Though the Church was free from external persecution in the era of Constantine, inner troubles soon arose to disturb its peace. First, there was the Donatist Schism that erupted in western North Africa. This was a schism between those who supported a certain Majorinus—soon afterwards succeeded by Donatus—to be the bishop of Carthage, and those who supported the regularly elected bishop, Caecilian. The Donatists opposed Bishop Caecilian because he was willing to grant the possibility of repentance to those who had lapsed during the Diocletian Persecution, and because one of the bishops who consecrated him allegedly had surrendered holy books to the authorities.
In an attempt to help the Church resolve this conflict, Constantine summoned the parties to Rome to appear before a commission led by Pope Miltiades. When this commission decided in favor of Bishop Caecilian, the Donatists refused to accept the judgment. They complained to Constantine that the matter had been judged too hastily and by too few other bishops. Yielding to their request to reopen the case, the emperor summoned a much larger council to address the problem. This Council of Arles (in Gaul—modern day France) in 314 also decided against the Donatists.
But still the Donatists refused to be reconciled with Bishop Caecilian, and in 316 Constantine resorted to the use of force to try to bring the schism to an end. Unfortunately, this gave the movement an aura of martyrdom. Fueled by the anti-Roman feelings of the native Berber population of the region, the schism became more deeply entrenched than ever.
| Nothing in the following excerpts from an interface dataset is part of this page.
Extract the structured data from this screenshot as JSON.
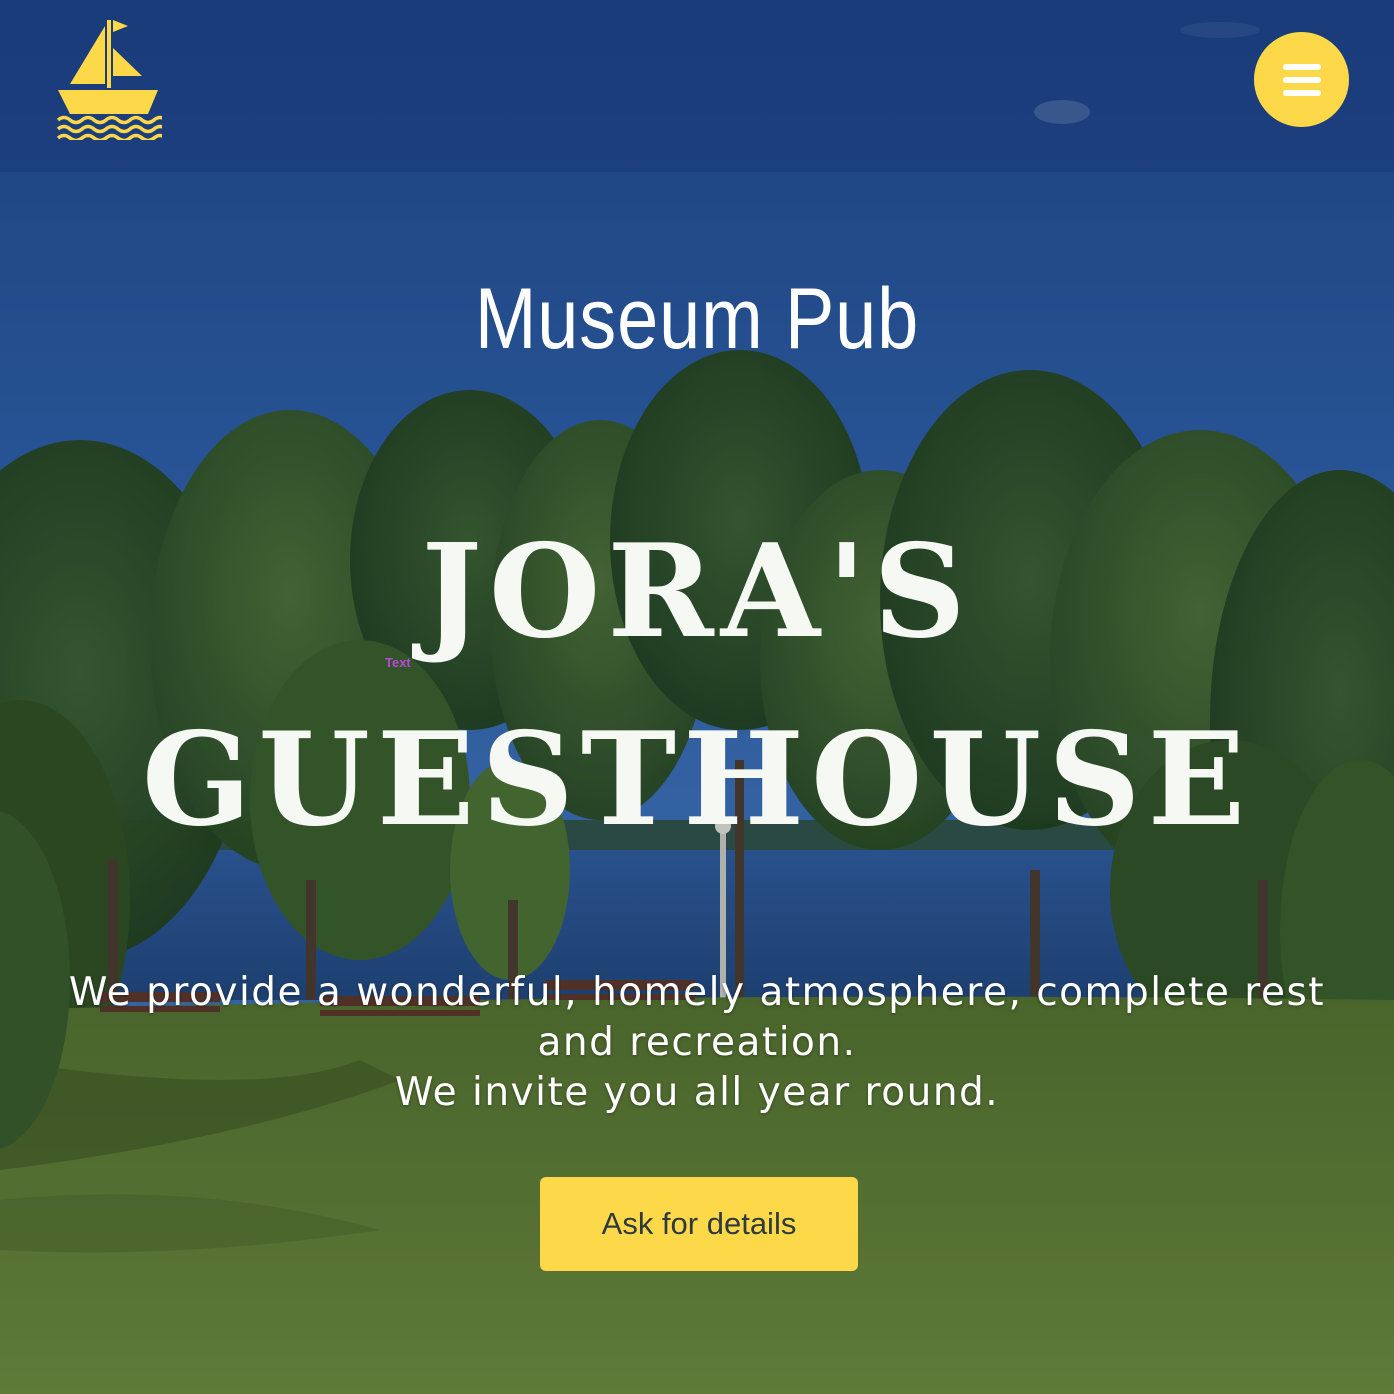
{
  "colors": {
    "accent_yellow": "#fdd94a",
    "header_blue": "#1a3878",
    "title_white": "#f6f8f3",
    "cta_text": "#2e3a3e",
    "tag_purple": "#b64ad8"
  },
  "header": {
    "logo_icon": "sailboat-logo-icon",
    "menu_icon": "hamburger-menu-icon"
  },
  "hero": {
    "pre_title": "Museum Pub",
    "title_line_1": "JORA'S",
    "title_line_2": "GUESTHOUSE",
    "text_tag": "Text",
    "description_line_1": "We provide a wonderful, homely atmosphere, complete rest",
    "description_line_2": "and recreation.",
    "description_line_3": "We invite you all year round.",
    "cta_label": "Ask for details"
  }
}
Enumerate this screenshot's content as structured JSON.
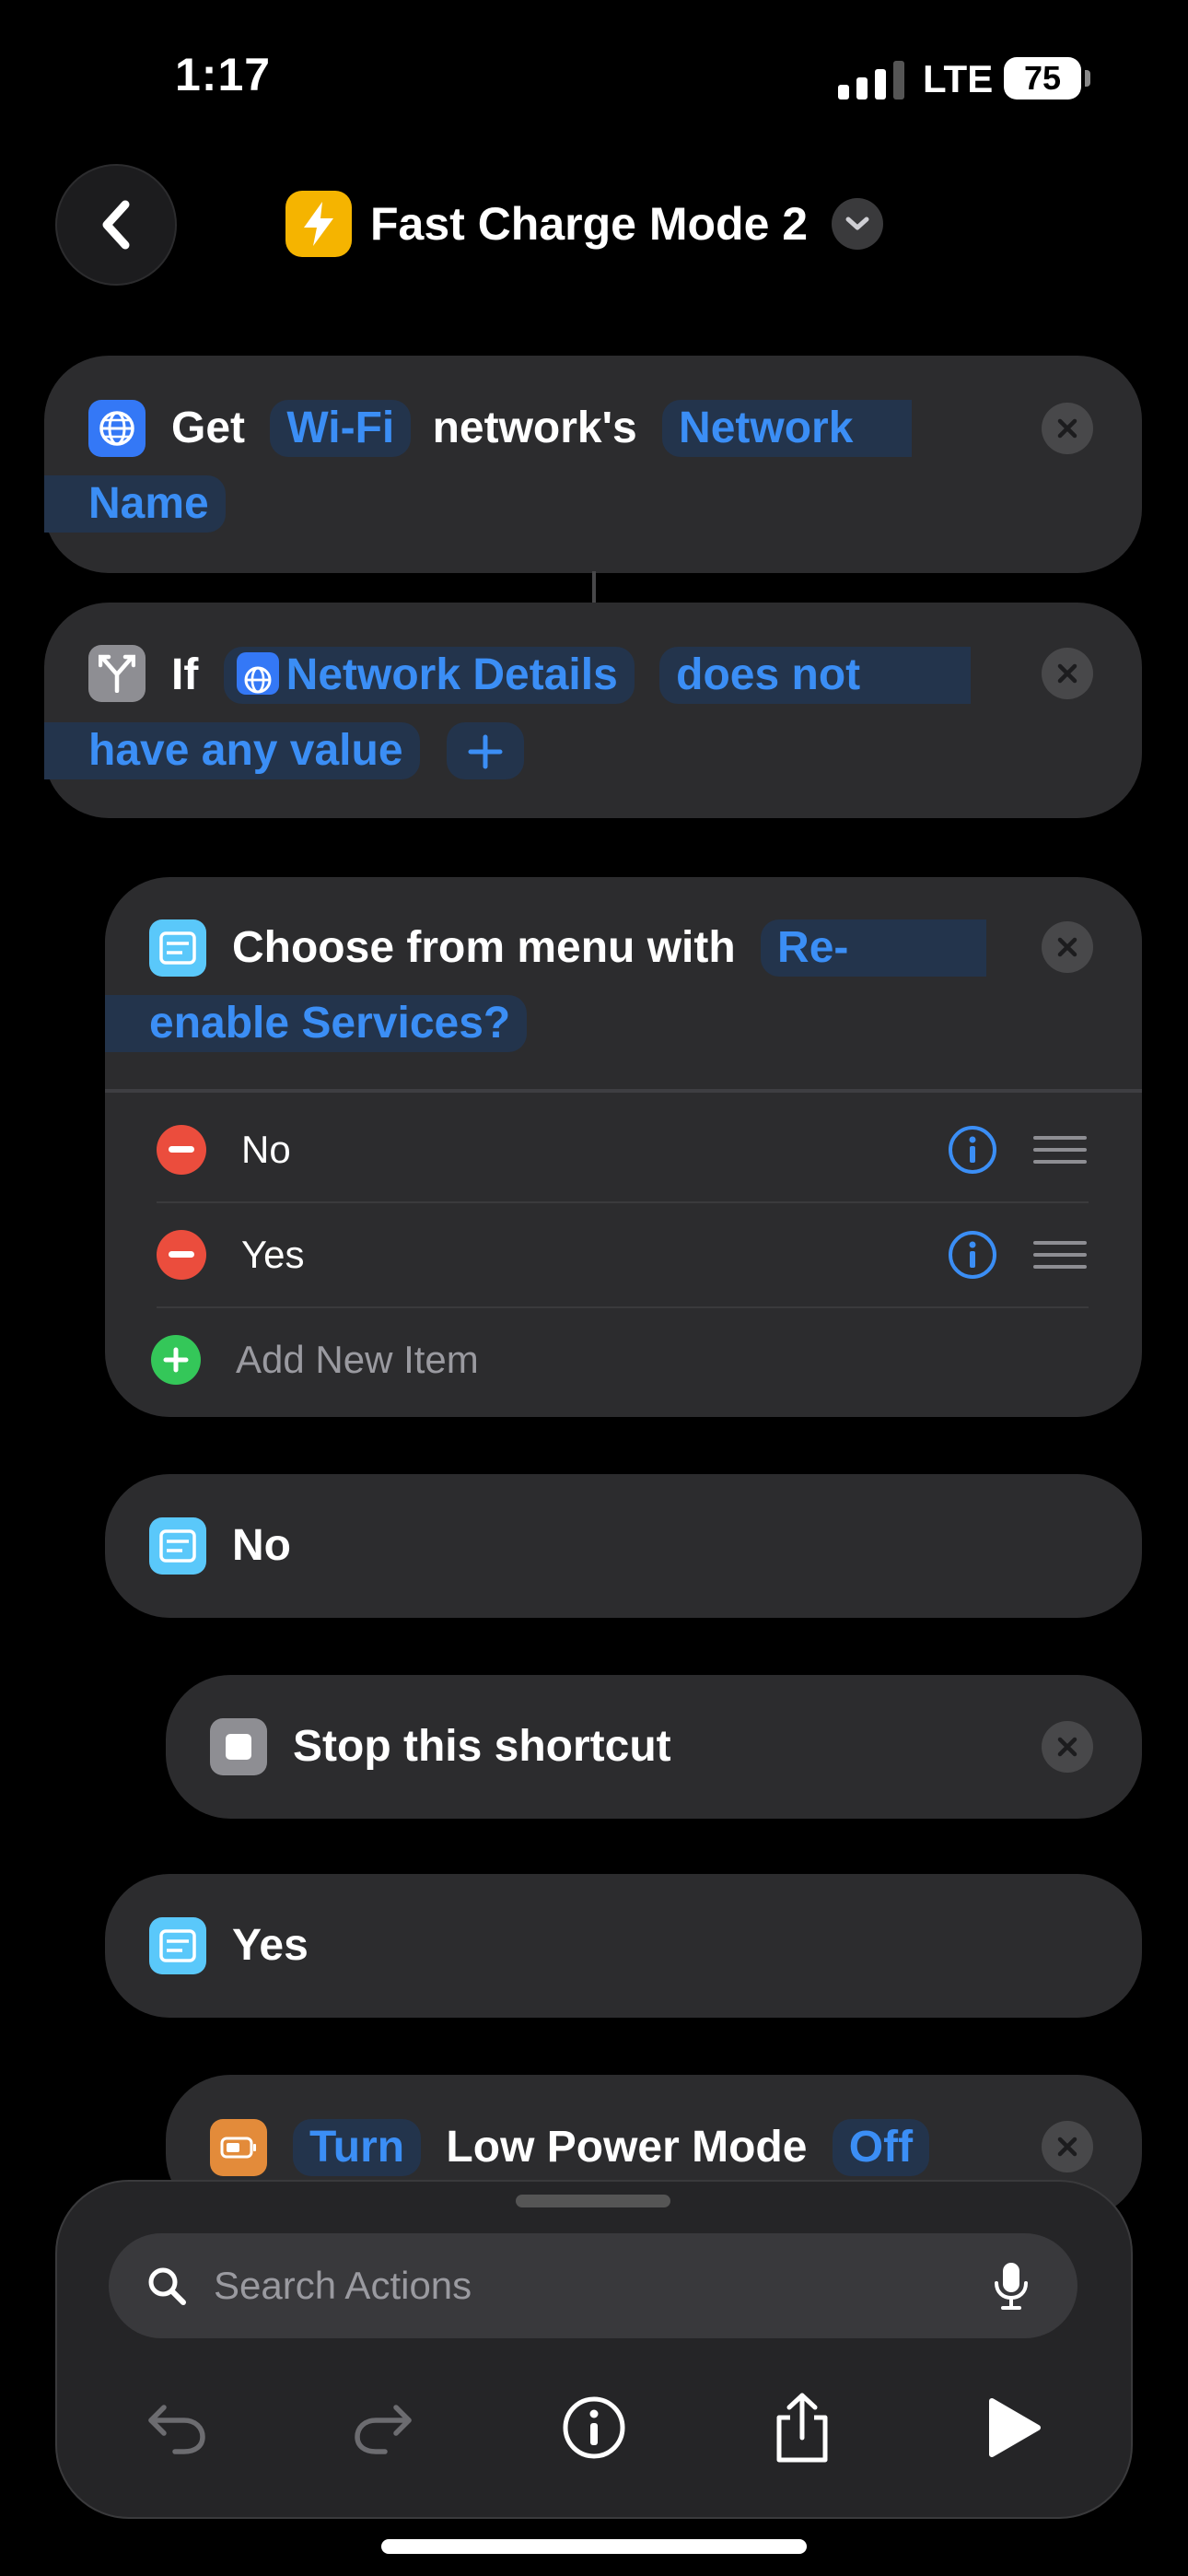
{
  "status_bar": {
    "time": "1:17",
    "network": "LTE",
    "battery": "75"
  },
  "header": {
    "title": "Fast Charge Mode 2"
  },
  "actions": {
    "get_wifi": {
      "get": "Get",
      "wifi": "Wi-Fi",
      "networks": "network's",
      "network_name_1": "Network",
      "network_name_2": "Name"
    },
    "if": {
      "if": "If",
      "variable": "Network Details",
      "condition_1": "does not",
      "condition_2": "have any value"
    },
    "choose_menu": {
      "text": "Choose from menu with",
      "prompt_1": "Re-",
      "prompt_2": "enable Services?",
      "items": [
        {
          "label": "No"
        },
        {
          "label": "Yes"
        }
      ],
      "add_item": "Add New Item"
    },
    "case_no": {
      "label": "No"
    },
    "stop": {
      "label": "Stop this shortcut"
    },
    "case_yes": {
      "label": "Yes"
    },
    "low_power": {
      "turn": "Turn",
      "label": "Low Power Mode",
      "state": "Off"
    }
  },
  "bottom_panel": {
    "search_placeholder": "Search Actions"
  },
  "colors": {
    "accent": "#3b8ef5",
    "card": "#2c2c2e",
    "background": "#000000",
    "app_icon": "#f5b400"
  }
}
Constantine stopped using force against the Donatists in 321, but the schism continued into the next century. The Church in western North Africa never fully recovered from this grievous schism, so that when the Muslims swept across this region in the 7th century, there was little resistance from the Christians, and Christianity was virtually obliterated there.